“I think… I think I get it,” Percy said, but he rubbed his head where he had been touched. “But what does that have to do with what’s going on right now? What’s happening to me?”

“A certain… being, shall we say, has taken quite the interest in you, especially concerning you and the boy you wish to save. He has trapped you in an eternal game, unbeknownst to you. You will almost never win, despite what he may say, but he would have you play anyways, just to see your pain. You fascinate him on a level he has never known before, and until you ask him why, we can not say for certain either.” The one on the left said.

“A game? What kind of game? I thought I was just-”

“There is no such thing as choosing, if we must be frank. The entire thing, an elaborate setup to ensnare you in his trap. We have no access to worlds outside our own.”

“So- what have I been doing all this time? I was just trying to save-”
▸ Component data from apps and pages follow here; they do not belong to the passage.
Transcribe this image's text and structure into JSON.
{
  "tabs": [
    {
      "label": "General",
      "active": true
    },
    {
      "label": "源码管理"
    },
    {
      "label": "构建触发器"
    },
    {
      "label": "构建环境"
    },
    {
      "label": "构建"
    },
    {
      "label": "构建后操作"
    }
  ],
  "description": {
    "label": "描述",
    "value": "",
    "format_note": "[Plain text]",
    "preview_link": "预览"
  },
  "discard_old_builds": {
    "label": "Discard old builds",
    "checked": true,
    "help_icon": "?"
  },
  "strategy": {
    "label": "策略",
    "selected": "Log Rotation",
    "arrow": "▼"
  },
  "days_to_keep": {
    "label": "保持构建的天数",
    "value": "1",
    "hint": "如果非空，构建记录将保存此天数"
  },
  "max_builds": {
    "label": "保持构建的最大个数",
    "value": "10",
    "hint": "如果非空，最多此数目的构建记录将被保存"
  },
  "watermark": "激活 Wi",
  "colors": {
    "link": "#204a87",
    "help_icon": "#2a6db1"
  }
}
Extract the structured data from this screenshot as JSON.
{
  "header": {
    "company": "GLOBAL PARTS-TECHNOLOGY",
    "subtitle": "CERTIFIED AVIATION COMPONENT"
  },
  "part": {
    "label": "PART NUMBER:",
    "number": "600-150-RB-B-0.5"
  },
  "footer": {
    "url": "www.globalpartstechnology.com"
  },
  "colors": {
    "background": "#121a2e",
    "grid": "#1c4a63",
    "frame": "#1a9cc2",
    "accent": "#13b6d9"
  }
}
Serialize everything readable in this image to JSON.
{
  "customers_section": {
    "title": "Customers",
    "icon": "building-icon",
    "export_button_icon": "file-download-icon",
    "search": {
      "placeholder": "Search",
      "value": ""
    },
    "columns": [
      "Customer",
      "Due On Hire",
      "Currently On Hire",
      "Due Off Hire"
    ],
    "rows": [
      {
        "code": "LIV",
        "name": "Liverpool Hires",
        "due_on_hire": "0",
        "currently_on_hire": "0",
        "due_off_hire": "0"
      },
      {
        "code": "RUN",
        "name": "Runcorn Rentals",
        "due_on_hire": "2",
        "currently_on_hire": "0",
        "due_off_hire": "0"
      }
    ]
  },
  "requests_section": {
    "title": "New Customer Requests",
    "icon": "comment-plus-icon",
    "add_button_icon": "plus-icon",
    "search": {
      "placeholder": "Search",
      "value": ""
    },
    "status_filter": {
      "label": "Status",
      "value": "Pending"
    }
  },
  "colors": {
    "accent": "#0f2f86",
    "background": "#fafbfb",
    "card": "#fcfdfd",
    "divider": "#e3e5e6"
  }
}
“Save a soul who is trying to move on, yes, you were. You are not the only one caught in this game. The others around you? They too suffer the consequences of your actions, but only you can free them.”

“You mean… Annabeth, Thalia, Nico, Will, Piper, Mom, Dad… Even-”

“Yes, they are all being forced to play as well, despite their wishes, and their souls grow tired. They are strained, the game forces them to use more energy than it should, and it is already at a breaking point. If you continue along this path, they will surely suffer for it.”

“So that’s it then? I never had a shot at saving Jason at all?”

The trio hesitated, and it was the middle one who finally spoke up, clearly the leader amongst them.

“There is no certainty in this existence, young Perseus, you must understand this. There will never be a definitive answer that would satisfy you for your question, but it would be next to impossible for Jason’s soul to be saved at this point.”

“Well, why the- Why not?” Percy asked, stopping himself from cussing at one of the oldest beings in the universe.

“Because-” The one of the right said, holding up the glimmering golden scarf that had rested in the arm of her chair. “His journey is done. It is complete, would you not say?” She said, showing him the final project.

It was a beautiful scarf, he had to admit. It reminded him a little of the Golden Fleece, and she held it out for him to hold. He held the soft fabric lightly, as if he would rip it if he gripped it any harder, and basked in its glory.

“It’s amazing.” He choked out, and gave it back to her so he could wipe the tears forming.

“I agree, and what you want is to add to it. I will not deny that it is possible for more to be added on to it, but doing something like that requires parts to be undone, and it also carries the great risk of what if? What if in the end, it was better like this? What if you add on to it like you want to do, and then you look at it and realize it is ruined beyond repair? Surely you can understand why it would be best to leave it as is?”

“I- I don’t-”

“It is unfair for it to be asked of you, but unfortunately it has forced your hand. When you leave here, you must tell it your choice, and we will have to follow. This is your choice, young Perseus. Do not let anything tell you otherwise. Make your choice, be confident in it. We know whatever you choose, it will be the right one. We believe in you. We always have.”

“Thank you.” Percy said quietly.

“You’ve grown so much since we saw you all those years ago, and you’ve become a fine young man. You must go now, and face it. You are the only one who can.” The middle one said, a fond smile on her face.

“What is it? Who is it? I still don’t know what I’m dealing with here.” Percy said, and he could feel the fading happening around him.

The middle one looked down to think, her hands not pausing on her project.

“Call it…”

Percy faded back into the white abyss, but it wasn't the same stark white he had left it. The air around him crackled with phantom images, sounds, and sensations. He could hear a conversation with his mother at the same time he could see the Camp stretched out before him, all while feeling the brush of someone else's lips against his own. He moved forward, brushing off ghostly impressions of things he had experienced and things he had not. His mind was filled trying to process it all, and he felt like he was drowning in sensation. This was… all of this was…